Cheat sheet: - film festival submission 2/3

The Cheat sheet: some selected itemsA full cheat sheet includes all the items a festival may ask for and runs for several pageswith thanks to Katie McCullough of Festivalformula 
Why fill out a cheat sheet? You need a cheat sheet if you're submitting to several film festivalsif you're using different film festival platformsYou need to be ready for any questions the programme makers may put to youyour answers need to be consistent across all submissions
Be selective about the film festival you choose to submit to. Your film may belong to more than one genre:

human rightshorrordisabilityBAMEfantasyromancemusicfaithdocumentarydogscatswomen director adventure/sportsscience fictionfilm noir comedystudentdrama migrant environmenterotic foodLGBTterrorthrillerWesterndebut

Research the film festivals: learn where similar films to yours were selected.  Look at the film festival archives.  Study the theme of the up-coming festival. 
an example cheat sheet title Mute genre stop motion charcoal reducti…

Submit to a film festival 1/3

Submit to film FestivalsBrilliant talk by at the Plymouth Rebel Film Festival  by Katie McCullough and Ian Bignall of Festival Formula

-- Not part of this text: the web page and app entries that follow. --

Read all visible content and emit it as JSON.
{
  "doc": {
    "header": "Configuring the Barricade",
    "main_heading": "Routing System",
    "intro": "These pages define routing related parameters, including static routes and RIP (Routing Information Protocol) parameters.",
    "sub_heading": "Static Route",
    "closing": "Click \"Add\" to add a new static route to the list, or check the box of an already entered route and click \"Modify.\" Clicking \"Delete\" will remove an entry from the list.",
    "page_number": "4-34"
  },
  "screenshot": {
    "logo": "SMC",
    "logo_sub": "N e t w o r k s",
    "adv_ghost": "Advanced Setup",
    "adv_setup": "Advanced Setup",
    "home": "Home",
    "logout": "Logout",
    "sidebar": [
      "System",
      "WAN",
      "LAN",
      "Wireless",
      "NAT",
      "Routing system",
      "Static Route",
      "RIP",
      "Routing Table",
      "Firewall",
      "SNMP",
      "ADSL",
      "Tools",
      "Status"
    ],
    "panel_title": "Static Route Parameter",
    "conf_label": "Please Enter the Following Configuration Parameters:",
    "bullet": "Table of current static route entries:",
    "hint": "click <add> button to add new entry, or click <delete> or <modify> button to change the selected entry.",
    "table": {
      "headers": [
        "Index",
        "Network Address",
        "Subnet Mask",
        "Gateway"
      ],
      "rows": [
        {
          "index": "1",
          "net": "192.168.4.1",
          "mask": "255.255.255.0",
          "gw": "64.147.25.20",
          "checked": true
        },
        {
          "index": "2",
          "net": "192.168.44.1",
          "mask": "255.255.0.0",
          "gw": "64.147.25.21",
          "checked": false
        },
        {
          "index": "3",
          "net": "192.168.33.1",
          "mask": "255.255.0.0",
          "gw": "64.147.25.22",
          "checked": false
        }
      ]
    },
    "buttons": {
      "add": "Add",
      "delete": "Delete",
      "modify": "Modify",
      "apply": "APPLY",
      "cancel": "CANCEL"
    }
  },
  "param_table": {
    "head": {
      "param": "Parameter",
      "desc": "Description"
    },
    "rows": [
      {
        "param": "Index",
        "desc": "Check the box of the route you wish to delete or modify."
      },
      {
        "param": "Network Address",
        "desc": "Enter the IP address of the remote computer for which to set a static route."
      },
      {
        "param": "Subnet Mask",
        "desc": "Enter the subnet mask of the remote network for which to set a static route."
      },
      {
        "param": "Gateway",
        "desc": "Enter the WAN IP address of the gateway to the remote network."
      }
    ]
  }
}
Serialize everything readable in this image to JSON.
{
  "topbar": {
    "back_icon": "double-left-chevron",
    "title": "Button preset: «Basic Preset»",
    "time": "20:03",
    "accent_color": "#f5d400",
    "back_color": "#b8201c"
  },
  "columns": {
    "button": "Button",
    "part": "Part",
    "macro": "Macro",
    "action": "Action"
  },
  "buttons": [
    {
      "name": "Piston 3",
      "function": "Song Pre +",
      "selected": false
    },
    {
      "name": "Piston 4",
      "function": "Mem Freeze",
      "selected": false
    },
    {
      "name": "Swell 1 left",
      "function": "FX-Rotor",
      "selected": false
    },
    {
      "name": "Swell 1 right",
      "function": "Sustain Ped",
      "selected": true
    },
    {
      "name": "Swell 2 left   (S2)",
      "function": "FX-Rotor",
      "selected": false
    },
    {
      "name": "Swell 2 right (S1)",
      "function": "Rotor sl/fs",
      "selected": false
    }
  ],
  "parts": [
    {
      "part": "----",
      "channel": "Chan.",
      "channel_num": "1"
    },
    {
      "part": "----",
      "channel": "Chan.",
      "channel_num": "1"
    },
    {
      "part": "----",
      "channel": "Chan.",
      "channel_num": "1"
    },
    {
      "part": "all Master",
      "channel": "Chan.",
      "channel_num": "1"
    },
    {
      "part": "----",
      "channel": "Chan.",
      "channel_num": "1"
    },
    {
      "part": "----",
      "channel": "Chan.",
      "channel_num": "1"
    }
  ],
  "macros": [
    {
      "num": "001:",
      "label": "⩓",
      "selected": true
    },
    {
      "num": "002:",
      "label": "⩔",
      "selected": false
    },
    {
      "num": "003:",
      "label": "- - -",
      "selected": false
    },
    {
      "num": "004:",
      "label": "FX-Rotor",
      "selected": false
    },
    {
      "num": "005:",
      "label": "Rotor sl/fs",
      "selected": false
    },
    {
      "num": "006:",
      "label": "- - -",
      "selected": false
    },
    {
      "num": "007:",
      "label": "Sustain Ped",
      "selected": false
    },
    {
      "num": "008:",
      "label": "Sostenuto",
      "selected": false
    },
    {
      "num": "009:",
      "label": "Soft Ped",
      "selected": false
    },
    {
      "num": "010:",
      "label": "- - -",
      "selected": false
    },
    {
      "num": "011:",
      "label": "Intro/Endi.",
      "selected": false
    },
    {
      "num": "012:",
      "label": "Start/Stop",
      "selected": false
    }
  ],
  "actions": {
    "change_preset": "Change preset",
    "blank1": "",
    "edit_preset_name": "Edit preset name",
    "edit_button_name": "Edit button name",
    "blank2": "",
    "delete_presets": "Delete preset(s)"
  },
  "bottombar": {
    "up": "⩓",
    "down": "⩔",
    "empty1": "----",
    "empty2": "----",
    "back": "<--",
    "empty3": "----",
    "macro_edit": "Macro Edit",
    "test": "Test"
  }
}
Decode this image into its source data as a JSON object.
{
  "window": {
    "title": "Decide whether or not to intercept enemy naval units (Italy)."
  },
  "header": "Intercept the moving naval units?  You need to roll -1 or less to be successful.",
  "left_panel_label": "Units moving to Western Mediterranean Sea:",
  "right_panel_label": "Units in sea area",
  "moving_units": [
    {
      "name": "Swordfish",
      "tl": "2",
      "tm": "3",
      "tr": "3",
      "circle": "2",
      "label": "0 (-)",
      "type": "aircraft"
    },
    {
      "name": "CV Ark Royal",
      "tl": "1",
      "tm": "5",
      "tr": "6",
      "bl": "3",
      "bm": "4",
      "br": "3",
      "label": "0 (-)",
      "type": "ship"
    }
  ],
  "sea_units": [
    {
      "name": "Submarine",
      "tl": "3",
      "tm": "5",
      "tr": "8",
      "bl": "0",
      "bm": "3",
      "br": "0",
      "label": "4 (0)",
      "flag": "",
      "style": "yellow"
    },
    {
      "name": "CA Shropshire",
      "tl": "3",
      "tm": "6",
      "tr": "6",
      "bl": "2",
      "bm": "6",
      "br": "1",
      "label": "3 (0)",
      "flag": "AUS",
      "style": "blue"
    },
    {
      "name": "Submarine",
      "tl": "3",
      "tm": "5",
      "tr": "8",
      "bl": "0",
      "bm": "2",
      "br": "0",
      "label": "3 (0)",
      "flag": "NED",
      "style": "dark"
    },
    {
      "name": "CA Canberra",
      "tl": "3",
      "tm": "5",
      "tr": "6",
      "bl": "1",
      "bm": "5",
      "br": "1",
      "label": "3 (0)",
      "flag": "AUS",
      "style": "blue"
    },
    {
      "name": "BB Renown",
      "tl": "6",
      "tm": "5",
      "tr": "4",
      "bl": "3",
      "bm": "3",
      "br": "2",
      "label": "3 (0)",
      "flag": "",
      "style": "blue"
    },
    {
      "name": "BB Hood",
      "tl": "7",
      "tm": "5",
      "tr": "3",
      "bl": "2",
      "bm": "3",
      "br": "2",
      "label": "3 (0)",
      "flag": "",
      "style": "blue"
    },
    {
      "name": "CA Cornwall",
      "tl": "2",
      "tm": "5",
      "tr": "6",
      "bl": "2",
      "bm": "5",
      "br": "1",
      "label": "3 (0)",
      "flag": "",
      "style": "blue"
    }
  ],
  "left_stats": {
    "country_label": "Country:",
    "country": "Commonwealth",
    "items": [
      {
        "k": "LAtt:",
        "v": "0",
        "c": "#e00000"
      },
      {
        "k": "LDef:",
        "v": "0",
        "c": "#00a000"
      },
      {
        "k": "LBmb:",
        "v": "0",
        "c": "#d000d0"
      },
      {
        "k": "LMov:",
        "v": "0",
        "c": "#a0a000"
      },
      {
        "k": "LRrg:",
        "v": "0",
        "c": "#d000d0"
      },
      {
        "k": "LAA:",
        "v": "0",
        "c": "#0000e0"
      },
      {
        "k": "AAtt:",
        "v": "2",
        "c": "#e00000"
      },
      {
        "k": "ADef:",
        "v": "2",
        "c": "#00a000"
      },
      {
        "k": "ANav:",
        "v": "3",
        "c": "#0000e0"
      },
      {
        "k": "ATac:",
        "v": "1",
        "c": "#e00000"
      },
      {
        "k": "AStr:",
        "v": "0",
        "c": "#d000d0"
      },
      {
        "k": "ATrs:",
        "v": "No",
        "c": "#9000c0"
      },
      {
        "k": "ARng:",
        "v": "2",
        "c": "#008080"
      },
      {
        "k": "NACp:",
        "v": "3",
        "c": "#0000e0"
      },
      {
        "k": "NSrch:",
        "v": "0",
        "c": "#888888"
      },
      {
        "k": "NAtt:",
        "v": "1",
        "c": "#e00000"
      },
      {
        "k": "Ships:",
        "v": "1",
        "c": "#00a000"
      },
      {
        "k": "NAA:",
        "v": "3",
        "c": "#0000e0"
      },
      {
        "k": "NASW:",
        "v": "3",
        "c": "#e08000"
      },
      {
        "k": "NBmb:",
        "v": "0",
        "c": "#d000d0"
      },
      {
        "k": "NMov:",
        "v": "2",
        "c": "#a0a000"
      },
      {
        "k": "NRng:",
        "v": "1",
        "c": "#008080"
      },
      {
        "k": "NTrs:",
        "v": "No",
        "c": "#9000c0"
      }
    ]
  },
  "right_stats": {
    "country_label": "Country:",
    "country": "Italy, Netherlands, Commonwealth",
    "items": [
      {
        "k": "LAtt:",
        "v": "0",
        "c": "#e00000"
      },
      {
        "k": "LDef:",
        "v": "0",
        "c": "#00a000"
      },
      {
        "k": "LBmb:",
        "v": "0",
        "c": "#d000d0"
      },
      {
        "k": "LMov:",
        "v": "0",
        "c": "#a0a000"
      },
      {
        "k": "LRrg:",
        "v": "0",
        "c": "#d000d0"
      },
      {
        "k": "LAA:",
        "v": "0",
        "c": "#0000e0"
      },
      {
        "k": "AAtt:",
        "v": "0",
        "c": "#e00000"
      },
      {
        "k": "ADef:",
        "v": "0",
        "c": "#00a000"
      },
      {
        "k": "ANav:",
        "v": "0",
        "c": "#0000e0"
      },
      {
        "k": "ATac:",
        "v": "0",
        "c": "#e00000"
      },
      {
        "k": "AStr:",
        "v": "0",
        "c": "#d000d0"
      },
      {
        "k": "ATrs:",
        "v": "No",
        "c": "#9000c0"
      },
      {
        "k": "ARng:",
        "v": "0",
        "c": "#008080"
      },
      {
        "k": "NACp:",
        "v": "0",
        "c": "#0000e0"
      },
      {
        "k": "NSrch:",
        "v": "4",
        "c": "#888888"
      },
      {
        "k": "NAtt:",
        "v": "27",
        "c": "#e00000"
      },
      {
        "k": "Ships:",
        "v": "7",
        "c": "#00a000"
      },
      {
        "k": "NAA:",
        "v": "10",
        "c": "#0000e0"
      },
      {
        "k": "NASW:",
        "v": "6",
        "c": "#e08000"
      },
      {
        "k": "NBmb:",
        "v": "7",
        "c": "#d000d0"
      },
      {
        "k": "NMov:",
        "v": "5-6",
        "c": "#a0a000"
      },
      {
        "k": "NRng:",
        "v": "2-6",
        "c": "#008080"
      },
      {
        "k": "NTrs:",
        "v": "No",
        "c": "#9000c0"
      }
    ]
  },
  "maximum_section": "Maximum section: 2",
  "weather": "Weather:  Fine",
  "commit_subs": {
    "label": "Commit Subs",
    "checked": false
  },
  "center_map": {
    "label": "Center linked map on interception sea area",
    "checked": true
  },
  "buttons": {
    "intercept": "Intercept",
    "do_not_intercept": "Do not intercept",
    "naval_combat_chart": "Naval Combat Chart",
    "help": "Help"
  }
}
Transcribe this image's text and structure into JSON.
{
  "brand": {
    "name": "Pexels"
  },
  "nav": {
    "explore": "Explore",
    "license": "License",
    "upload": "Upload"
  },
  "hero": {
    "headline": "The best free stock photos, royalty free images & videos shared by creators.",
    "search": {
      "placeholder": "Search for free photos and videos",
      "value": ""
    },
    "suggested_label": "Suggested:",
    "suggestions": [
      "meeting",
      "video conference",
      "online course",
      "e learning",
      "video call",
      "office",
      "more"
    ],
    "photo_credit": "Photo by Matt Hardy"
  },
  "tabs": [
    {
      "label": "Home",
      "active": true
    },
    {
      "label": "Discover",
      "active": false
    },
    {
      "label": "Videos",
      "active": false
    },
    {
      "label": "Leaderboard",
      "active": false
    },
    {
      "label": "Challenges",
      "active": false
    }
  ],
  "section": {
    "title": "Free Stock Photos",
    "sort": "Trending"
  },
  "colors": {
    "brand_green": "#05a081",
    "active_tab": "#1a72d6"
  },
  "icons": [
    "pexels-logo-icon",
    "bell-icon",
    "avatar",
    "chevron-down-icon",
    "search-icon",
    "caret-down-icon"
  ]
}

Visit every film festival platform  There are lots, it's free,
Film Freeway is the best known. 
You can search by country and category such as 'animation' and add filters for submission fee and length of film. By far the best site because it's free to use and includes most festivals. 
It reminds you of deadlines and it's easy to upload your bio, headshot, stills and trailer. Your profile is easy for programme makers to scan through.
The only disadvantage: it's so easy to register for film festivals that some 'fly-by-night' festivals feature which have no website and aren't 'affiliated' ie aren't acknowledged as genuine on the film circuit; you may not get an official 'selected laurel'. Registration is free and you may not need to look further.

But Film Freeway doesn't include all film festivals: some a…

Is the stool more eloquent than the pulse?

I've always found the stool more eloquent than the pulseA quote from the Madness of King George, from a physician carrying the royal bedpan. 
Though observation of excretions are important, they are rarely used in medical illustration. 

Saggittal sections, though are common as illusatrations of the human body
Anatomy is the traditional bedrock in illustrating medicine for doctors and nurses and yet it can be used inappropriately: sagittal sections of male and female partners during sexual intercourse, for instance, are an example of extreme violence if taken literally. The same applies to coronal section of the brain. Dissection plays a smaller part in medical training than it used to; perhaps because we seek images that convey the living quality of health and disease.

Scans have become popular in TV science programmes but do they really convey as much as we are led to believe or are they just a convenient way of drawing attention to one part of the body? They are often composites of …

one step back

setbacksCreative stop motion is an adventure: "Si l'on sait exactement ce qu'on va faire, à quoi bon le faire ?"If I knew exactly what I was about to do, what's the point of doing it? Pablo Picasso
So there are days when you do something new in animation and nothing goes to plan;  you do takes and retakes and when you review the shot,  it's just not good enough because it's overexposedout of focusthe camera movedthe lighting changed something crept into shotthe composition isn't rightWhat to do when this happens? Take a break. You've probably been bending down drawing or moving characters. Stand up, have a coffee, stop worrying. It might be time for lunch.Walk out. If it's a sunny day, take the camera off the tripod and go and take photos in nature. Rediscover your love of layout, colour and light. Be open

Pack up for the day. Remember, this is how long it takes, learning the craft, learning to check all the things that can go wrong before pressing th…